EXERCISE AIM: Return the records verbatim.

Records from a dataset
════════════════
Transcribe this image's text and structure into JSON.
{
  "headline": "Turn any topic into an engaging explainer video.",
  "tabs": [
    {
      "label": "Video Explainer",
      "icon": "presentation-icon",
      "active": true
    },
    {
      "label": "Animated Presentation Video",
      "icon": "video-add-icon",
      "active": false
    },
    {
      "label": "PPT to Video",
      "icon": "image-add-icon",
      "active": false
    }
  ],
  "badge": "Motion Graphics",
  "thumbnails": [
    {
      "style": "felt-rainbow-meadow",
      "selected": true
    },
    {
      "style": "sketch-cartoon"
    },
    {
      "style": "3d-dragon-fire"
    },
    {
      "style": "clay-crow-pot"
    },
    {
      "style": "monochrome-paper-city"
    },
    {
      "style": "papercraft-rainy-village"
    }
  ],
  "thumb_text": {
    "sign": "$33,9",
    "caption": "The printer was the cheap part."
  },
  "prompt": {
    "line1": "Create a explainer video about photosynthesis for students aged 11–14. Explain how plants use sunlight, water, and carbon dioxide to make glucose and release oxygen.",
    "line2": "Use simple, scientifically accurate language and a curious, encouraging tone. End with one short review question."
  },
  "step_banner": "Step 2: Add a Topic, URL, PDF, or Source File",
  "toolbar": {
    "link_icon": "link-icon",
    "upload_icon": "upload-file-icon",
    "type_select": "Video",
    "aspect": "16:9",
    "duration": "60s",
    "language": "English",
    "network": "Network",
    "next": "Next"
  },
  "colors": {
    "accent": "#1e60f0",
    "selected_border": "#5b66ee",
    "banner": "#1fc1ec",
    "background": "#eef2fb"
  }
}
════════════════
EXERCISE ANSWER:
Transcribe this image's text and structure into JSON.
{
  "headline": "Turn any topic into an engaging explainer video.",
  "tabs": [
    {
      "label": "Video Explainer",
      "icon": "presentation-icon",
      "active": true
    },
    {
      "label": "Animated Presentation Video",
      "icon": "video-add-icon",
      "active": false
    },
    {
      "label": "PPT to Video",
      "icon": "image-add-icon",
      "active": false
    }
  ],
  "badge": "Motion Graphics",
  "thumbnails": [
    {
      "style": "felt-rainbow-meadow",
      "selected": true
    },
    {
      "style": "sketch-cartoon"
    },
    {
      "style": "3d-dragon-fire"
    },
    {
      "style": "clay-crow-pot"
    },
    {
      "style": "monochrome-paper-city"
    },
    {
      "style": "papercraft-rainy-village"
    }
  ],
  "thumb_text": {
    "sign": "$33,9",
    "caption": "The printer was the cheap part."
  },
  "prompt": {
    "line1": "Create a explainer video about photosynthesis for students aged 11–14. Explain how plants use sunlight, water, and carbon dioxide to make glucose and release oxygen.",
    "line2": "Use simple, scientifically accurate language and a curious, encouraging tone. End with one short review question."
  },
  "step_banner": "Step 2: Add a Topic, URL, PDF, or Source File",
  "toolbar": {
    "link_icon": "link-icon",
    "upload_icon": "upload-file-icon",
    "type_select": "Video",
    "aspect": "16:9",
    "duration": "60s",
    "language": "English",
    "network": "Network",
    "next": "Next"
  },
  "colors": {
    "accent": "#1e60f0",
    "selected_border": "#5b66ee",
    "banner": "#1fc1ec",
    "background": "#eef2fb"
  }
}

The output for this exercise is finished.